  12. USA Today: Americans Fighting Fat, But Odds Stacked Against Them. By Nanci Hellmich, November 5, 2012.
  13. National Public Radio (NPR): How We Store Food at Home Could Be Linked to How Much We Eat. By Angus Chen, May 19, 2015.
  14. National Public Radio (NPR): Exercise Studies Find Good News For the Knees. By Allison Aubrey, September 5, 2009.
  15. National Public Radio (NPR): Sitting All Day: Worse For You Than You Might Think. By Patti Neighmond, April 25, 2011.
  16. U.S. News and World Report: What Do Coloradans Know About Fitness That You Don’t? By Elisa Zied, October 8, 2013.
  17. U.S. News and World Report: How to Sit Less and Move More. By Elisa Zied, September 11, 2013.
  18. Boston Globe: Want to Get in Shape? Just Move! By Gareth Cook, January 22, 2012.
  19. Boston Globe: Healthy Steps. By Deborah Kotz, June 27, 2011.
  20. The Atlantic Monthly: How Obesity Became a Disease. By Harriet Brown, March 24, 2015.
  21. Forbes: The 6 Weight-Loss Tips That Science Actually Knows Work. By Alice G. Walton, September 4, 2013.
  22. Forbes: How A Model Figured Out Childhood Obesity. By Trevor Butterworth, August 22, 2013.
  23. Newsweek: Viagra the New Weight Loss Pill? By Trevor Butterworth, January 29, 2013.
  24. The Atlantic Monthly: The Perfected Self. By David H. Freedman, June 2012.
  25. New York Times: Tossing Out the Diet and Embracing the Fat. By Mandy Katz, July 15, 2009.
  26. Washington Post: Is It Possible To Be Fit and Fat? By Rachael Rattner and Live Science, December 16, 2013.
  27. Associated Press (AP): Study Says Even Being a Bit Overweight Is Risky. By Stephanie Nano, December 1, 2010.
  28. Denver Post: Combating Obesity on Several Fronts Helps Reverse Trend in Colorado. By Ally Marotti, August 7, 2013.
  29. Charleston Post and Courier: Study Links Obesity to Work. By David Slade, May 28, 2011.
  30. Peoria Journal-Star: Sedentary Behavior Is a Health Risk That Needs to Be Addressed at All Ages. By Steve Tarter, July 24, 2015.

Why did so many reporters and news outlets fail to disclose the conflicts of interest of these two prominent professors?

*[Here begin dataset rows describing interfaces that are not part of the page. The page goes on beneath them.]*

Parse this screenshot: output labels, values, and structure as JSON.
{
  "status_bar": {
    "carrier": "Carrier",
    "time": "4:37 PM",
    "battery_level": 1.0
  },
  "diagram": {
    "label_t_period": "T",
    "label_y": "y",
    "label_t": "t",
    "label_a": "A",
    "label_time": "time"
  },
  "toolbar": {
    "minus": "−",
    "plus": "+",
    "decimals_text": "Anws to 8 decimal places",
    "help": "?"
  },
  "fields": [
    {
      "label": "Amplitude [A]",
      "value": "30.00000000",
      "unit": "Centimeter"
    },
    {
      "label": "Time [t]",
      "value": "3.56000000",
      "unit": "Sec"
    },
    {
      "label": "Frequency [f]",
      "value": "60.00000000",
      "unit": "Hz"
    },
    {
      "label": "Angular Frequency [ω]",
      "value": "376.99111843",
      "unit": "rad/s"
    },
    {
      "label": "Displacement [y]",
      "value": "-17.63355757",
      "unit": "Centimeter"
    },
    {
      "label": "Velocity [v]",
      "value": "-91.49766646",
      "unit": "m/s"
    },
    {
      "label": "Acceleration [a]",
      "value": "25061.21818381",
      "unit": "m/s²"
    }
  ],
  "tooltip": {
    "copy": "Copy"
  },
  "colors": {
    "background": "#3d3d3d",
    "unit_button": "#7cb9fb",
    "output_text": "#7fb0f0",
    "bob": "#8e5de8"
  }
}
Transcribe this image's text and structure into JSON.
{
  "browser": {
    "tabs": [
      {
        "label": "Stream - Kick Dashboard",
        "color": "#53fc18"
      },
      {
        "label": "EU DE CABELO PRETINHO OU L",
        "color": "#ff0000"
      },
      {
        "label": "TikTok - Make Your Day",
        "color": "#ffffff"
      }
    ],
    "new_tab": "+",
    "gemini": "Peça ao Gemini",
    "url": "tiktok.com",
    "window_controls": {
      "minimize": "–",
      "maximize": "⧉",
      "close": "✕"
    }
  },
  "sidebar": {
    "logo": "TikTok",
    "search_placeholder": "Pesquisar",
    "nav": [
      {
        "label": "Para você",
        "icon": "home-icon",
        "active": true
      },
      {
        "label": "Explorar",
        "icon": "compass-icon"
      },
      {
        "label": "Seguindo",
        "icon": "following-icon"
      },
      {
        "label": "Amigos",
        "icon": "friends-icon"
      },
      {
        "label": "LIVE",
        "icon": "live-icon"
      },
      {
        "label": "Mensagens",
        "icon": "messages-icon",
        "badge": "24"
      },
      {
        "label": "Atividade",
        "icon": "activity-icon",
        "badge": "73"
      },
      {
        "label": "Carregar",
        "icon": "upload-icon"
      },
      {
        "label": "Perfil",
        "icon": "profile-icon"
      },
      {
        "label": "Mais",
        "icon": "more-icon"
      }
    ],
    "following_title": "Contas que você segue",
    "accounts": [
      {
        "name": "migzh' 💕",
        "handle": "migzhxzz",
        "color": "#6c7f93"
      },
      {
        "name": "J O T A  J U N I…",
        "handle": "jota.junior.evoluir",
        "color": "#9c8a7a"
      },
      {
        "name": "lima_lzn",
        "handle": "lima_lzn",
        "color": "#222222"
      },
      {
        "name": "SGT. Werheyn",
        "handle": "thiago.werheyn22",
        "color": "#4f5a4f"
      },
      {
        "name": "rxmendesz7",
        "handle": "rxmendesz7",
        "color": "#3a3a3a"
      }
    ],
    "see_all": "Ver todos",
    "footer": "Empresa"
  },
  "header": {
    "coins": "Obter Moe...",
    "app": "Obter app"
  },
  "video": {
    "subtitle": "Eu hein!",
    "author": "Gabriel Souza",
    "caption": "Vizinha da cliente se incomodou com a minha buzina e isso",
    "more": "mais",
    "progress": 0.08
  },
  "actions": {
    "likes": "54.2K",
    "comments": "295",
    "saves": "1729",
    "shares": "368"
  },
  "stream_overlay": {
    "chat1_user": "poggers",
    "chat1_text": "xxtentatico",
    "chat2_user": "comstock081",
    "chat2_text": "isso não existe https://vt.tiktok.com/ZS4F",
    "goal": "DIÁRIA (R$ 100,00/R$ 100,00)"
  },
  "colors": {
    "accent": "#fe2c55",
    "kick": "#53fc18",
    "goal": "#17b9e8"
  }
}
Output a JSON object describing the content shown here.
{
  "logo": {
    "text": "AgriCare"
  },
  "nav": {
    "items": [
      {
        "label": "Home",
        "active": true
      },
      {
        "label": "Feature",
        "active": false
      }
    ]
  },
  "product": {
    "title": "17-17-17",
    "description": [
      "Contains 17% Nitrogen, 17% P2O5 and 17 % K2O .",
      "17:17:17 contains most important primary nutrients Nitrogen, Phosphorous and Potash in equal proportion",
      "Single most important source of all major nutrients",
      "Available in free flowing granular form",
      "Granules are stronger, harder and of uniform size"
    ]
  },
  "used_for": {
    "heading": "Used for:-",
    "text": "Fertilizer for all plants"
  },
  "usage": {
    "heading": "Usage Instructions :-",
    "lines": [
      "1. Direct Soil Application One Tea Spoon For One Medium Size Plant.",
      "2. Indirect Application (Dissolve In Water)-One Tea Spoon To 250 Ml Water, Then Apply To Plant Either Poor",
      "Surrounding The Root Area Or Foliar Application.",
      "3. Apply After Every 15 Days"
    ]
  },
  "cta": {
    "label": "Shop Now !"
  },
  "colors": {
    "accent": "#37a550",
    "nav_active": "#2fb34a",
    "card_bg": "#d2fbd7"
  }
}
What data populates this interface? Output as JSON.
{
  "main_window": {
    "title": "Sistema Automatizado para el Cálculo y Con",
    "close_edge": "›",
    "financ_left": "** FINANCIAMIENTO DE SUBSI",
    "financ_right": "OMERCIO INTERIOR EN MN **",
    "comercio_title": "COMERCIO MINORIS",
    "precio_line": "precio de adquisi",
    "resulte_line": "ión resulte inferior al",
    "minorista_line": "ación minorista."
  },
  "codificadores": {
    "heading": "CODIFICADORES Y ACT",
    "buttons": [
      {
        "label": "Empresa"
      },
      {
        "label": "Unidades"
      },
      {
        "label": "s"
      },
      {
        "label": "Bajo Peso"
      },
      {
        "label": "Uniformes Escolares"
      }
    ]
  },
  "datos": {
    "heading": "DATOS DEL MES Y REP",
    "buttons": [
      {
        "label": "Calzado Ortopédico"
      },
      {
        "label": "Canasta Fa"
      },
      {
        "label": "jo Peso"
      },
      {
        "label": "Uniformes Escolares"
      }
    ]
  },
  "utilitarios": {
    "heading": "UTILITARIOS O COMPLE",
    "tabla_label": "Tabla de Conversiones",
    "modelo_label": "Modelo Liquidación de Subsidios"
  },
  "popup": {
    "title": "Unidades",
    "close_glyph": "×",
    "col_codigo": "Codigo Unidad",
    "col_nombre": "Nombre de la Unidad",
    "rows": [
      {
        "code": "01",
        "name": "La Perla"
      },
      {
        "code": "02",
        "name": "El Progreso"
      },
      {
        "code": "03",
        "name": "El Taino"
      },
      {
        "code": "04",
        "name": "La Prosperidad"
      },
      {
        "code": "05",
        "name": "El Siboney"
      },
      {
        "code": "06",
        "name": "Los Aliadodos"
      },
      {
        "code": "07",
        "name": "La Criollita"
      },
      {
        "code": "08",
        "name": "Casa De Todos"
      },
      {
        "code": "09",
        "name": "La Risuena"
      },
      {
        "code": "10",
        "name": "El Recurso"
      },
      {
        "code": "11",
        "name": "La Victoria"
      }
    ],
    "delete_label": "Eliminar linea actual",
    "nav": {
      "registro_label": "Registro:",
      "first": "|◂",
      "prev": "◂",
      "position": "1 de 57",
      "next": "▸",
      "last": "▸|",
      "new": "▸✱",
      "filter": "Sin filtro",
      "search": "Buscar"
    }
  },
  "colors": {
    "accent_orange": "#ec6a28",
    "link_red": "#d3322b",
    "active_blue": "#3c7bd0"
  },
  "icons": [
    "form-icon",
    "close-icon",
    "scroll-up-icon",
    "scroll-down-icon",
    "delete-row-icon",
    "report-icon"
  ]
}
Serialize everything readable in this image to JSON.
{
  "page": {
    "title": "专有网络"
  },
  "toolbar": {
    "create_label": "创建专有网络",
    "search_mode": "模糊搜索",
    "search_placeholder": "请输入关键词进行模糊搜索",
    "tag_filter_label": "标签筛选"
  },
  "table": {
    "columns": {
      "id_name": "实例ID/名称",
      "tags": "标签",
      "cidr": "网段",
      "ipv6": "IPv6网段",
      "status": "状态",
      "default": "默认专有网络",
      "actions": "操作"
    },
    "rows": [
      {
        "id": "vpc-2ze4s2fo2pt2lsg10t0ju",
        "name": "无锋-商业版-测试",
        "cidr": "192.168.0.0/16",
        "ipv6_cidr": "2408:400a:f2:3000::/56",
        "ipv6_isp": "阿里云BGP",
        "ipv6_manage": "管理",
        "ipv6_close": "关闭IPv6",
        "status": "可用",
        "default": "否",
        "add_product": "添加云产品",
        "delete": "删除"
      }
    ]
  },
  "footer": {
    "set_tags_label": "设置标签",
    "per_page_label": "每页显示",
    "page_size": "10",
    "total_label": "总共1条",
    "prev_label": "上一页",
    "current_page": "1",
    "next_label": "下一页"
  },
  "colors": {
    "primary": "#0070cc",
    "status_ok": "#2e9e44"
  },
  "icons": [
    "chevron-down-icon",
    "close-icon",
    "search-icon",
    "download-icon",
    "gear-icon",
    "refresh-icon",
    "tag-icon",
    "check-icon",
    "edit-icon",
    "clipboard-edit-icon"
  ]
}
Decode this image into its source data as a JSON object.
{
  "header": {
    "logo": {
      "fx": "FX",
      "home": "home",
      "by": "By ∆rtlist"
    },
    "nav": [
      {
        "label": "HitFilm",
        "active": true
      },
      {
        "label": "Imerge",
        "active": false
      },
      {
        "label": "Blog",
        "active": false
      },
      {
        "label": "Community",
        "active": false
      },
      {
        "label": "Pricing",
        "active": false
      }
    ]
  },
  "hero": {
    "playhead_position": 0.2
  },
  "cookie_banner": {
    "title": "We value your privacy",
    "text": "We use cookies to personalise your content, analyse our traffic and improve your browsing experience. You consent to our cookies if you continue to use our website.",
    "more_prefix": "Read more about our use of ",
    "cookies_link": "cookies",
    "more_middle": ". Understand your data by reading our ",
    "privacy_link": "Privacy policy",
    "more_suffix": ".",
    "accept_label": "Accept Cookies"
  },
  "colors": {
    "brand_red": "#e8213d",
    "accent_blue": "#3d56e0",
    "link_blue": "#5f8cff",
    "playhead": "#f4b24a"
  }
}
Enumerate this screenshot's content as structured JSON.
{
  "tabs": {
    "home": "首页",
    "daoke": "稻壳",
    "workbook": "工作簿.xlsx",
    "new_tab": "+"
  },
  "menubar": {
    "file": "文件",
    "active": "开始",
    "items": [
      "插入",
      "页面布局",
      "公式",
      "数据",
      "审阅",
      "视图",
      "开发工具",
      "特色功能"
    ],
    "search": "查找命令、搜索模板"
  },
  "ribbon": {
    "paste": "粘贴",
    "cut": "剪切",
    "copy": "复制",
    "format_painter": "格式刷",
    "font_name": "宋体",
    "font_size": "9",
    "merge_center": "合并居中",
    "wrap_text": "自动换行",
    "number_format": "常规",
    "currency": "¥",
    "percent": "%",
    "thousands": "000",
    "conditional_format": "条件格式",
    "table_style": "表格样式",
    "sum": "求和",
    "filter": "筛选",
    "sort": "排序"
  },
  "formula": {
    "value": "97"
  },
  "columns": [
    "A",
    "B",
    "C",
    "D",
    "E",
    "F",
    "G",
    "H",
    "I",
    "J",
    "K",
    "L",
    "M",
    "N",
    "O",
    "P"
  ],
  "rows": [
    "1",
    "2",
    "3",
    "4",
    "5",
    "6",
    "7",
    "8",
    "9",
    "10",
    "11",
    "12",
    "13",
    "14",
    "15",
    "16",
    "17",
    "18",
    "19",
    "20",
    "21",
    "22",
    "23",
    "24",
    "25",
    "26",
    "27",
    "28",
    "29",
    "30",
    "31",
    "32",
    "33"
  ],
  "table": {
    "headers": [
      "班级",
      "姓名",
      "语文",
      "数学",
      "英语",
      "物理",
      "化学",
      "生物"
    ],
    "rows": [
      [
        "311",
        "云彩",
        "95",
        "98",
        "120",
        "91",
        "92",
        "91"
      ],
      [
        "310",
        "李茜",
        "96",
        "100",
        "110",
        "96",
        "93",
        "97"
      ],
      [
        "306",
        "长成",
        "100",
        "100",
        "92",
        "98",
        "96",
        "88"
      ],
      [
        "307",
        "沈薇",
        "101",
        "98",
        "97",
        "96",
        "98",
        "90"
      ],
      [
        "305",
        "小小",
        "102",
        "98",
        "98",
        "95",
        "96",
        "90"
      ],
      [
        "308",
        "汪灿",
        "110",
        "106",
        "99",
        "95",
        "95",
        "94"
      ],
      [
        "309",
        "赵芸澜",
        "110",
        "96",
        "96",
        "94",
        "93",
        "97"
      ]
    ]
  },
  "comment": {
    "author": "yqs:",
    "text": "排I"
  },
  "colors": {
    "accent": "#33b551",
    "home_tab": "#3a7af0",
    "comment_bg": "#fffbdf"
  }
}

How can we prevent similar journalistic failures in the future? One answer is clear: reporters and editors must be on their guard for corporate-funded professors who pose as issue experts but are really acting as mouthpieces for food companies like Coca-Cola.

Readers, too, should be aware that some influential news outlets do not always disclose their sources’ conflicts of interest, which makes their coverage of food and agriculture issues less fair and credible.  It gives readers a legitimate reason to be skeptical of some mainstream media coverage of food and agriculture issues because of pro-industry biases sometimes contained in it.

In November, we wrote a similar report about how journalists failed to disclose sources’ ties to the agrichemical giant Monsanto. Both of these reports highlight the same problem: academics who appear in the media as independent sources when they are actually taking money from companies to promote particular views. Journalists have a responsibility to know and to reveal if their sources are working on behalf of industry.